Flashcards in Pulmonary Function Tests Deck (15):
in spirometry of an asthmatic: FEV1 is _____
in spirometry of an asthmatic: FVC is ______
only situation in which FVC is reduced is when ______
the patient has COPD
(An exception is when asthma has remodelled the airways, causing FVC to decrease).
Expiratory flow rate is from TLC to RV. What are the units?
L/s (litres per second)
PEFR is _____ in obstructive, and _____ in restrictive
FEV1 is _____ in obstructive, and _____ in restrictive
FVC is _____ in obstructive, and _____ in restrictive
normal in asthma and reduced in COPD, reduced
FEV1/ FVC ratio is _____ in obstructive, and _____ in restrictive
reduced, normal (sometimes high)
FEV1 response to B2-agonist is ______ in obstructive, and ______ in restrictive
>15% in asthma and <15% in COPD, no response

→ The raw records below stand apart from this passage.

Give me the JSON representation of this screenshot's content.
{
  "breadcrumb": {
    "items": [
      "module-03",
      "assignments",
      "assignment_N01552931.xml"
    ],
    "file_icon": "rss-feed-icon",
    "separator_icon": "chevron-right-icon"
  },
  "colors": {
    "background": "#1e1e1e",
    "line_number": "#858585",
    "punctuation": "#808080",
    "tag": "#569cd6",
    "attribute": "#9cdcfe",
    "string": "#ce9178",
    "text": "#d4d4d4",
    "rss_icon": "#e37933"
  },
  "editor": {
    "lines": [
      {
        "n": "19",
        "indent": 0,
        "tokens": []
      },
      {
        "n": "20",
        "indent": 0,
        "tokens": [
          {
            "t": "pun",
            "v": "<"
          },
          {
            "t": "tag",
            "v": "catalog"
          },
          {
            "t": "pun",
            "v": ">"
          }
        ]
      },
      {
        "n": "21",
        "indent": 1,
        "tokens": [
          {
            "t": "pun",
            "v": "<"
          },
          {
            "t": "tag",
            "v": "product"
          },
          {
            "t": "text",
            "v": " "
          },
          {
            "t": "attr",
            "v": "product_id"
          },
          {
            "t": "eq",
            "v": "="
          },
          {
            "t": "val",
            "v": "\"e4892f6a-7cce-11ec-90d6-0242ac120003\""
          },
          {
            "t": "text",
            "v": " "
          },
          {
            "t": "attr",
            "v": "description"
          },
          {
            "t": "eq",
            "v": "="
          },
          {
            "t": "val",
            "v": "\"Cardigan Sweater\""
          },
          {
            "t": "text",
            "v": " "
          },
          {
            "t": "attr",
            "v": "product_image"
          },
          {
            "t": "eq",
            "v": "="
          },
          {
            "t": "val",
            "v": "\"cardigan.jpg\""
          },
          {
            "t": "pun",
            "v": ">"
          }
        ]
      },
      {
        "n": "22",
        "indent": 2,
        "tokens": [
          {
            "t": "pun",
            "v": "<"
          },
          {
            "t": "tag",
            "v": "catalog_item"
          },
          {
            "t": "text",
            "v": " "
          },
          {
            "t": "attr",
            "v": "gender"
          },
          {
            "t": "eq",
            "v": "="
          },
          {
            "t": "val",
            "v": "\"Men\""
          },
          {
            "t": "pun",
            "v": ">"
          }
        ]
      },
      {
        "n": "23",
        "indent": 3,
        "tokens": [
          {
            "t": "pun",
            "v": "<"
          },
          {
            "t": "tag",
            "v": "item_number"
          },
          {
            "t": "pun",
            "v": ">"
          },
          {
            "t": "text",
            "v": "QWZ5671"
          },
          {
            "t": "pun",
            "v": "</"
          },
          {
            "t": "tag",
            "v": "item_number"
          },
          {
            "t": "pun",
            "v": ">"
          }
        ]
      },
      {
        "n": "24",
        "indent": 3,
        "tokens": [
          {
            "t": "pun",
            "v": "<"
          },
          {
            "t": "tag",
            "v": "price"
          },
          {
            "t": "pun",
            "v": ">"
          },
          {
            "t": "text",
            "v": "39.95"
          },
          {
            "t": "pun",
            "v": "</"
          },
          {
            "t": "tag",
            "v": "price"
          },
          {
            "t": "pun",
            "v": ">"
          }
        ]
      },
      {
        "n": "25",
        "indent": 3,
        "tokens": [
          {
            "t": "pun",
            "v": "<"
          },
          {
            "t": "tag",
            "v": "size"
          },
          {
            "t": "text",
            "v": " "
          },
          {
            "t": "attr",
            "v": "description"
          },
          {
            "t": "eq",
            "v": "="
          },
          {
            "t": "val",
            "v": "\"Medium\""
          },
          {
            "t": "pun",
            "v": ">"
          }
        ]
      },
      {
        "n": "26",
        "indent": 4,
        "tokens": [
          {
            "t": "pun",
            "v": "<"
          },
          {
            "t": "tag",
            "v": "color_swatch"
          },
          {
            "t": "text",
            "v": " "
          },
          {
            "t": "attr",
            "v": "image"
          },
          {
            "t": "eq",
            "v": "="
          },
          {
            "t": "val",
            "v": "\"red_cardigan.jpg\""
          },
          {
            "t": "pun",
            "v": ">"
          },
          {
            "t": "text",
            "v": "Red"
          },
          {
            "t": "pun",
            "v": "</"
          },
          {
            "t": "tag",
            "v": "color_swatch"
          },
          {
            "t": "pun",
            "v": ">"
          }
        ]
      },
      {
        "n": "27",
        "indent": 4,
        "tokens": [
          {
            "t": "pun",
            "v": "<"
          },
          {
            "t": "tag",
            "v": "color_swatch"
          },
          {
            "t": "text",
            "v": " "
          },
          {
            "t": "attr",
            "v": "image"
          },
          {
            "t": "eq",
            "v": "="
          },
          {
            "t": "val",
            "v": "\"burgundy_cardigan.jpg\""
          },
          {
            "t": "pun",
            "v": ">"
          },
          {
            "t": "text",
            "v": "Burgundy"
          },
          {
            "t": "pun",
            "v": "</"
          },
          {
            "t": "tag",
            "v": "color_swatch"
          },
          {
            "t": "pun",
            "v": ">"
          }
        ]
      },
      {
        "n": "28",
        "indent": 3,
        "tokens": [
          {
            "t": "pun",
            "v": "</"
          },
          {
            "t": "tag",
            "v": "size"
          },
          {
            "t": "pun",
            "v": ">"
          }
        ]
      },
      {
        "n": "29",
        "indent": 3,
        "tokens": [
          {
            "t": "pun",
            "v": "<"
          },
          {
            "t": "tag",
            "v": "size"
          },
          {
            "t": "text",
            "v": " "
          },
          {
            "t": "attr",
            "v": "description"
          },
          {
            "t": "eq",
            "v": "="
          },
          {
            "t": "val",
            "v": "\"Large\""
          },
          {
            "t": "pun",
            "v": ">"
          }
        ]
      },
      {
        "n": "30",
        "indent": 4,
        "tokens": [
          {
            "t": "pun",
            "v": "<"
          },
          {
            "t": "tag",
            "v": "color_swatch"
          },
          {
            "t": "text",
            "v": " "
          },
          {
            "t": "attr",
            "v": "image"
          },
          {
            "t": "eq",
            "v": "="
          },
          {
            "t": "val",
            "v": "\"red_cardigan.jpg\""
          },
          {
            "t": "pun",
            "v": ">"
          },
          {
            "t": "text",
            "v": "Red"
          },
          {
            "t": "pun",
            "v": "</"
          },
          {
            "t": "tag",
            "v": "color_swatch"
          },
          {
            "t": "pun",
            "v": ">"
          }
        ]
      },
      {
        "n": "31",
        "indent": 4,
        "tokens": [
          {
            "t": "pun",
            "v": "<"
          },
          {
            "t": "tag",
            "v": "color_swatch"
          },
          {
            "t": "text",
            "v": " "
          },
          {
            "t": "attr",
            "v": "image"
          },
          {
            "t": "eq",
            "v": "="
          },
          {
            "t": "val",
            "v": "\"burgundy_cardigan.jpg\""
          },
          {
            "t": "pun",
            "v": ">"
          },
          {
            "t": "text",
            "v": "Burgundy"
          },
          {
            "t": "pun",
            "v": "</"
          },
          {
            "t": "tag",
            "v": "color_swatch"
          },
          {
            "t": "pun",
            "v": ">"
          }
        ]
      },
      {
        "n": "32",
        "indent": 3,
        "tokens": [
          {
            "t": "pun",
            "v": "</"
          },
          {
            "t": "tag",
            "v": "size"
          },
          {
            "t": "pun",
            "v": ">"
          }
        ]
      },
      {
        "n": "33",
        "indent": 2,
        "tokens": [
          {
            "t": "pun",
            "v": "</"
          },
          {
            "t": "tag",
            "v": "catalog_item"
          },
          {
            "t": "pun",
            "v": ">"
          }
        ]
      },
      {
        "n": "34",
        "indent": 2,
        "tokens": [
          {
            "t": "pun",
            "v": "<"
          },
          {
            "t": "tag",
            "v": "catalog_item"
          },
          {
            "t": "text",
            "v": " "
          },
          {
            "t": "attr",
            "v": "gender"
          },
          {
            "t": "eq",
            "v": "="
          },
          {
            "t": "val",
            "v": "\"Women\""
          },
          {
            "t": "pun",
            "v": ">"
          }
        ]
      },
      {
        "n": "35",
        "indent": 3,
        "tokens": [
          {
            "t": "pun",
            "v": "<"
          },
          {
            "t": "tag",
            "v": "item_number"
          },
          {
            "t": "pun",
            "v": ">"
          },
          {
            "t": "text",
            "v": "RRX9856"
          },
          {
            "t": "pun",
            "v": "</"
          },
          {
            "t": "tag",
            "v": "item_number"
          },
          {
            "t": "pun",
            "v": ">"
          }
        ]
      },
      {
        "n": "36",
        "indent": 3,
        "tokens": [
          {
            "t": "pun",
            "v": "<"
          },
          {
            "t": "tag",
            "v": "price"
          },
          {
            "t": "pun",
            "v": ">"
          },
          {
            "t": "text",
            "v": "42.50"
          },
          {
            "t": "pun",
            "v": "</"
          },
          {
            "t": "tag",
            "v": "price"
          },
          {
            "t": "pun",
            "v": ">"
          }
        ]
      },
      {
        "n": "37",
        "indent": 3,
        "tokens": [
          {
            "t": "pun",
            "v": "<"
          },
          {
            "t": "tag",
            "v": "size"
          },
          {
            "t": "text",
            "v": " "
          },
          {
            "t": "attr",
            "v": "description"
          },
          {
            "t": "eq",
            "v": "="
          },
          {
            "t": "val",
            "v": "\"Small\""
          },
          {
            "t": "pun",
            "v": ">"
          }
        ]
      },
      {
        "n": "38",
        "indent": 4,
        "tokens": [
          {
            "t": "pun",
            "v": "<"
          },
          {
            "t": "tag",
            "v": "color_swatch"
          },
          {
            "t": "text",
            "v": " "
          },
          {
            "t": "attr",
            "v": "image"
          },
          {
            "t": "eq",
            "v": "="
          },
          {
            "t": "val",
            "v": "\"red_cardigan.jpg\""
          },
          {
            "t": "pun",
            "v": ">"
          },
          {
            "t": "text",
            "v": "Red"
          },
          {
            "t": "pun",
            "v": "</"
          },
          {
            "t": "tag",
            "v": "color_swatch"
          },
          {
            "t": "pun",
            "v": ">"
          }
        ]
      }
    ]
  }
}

bronchial challenge testing
using a marker of airway hyper-responsiveness (e.g. histamine). Finding the concentration required to produce a 20% drop in FEV1. Or using allergens/ chemicals to diagnose occupational asthma
for asthmatics: they will have decreased FEV1 and decreased PEFR post-exercise.
In Interstitial Lung disease: there is decreased SaO2 during exercise
static lung volumes
these are effort independent tests e.g. helium dilution/ N2 washout to find the functional residual capacity.
Transfer factor (Diffusing Capacity)
CO's diffusion across alveolar-capillary barrier (AKA single breath diffusing capacity).
TLCO (total lung transfer for CO) is decreased in anaemia (not enough Hb), emphysema (not enough lung tissue - holes), Interstitial lung disease (fibrotic), pulmonary oedema (fluid), pulmonary emboli, bronchiectesis
how is airway resistance measured?
whole body plethymography, or (more easily) by impulse oscillometry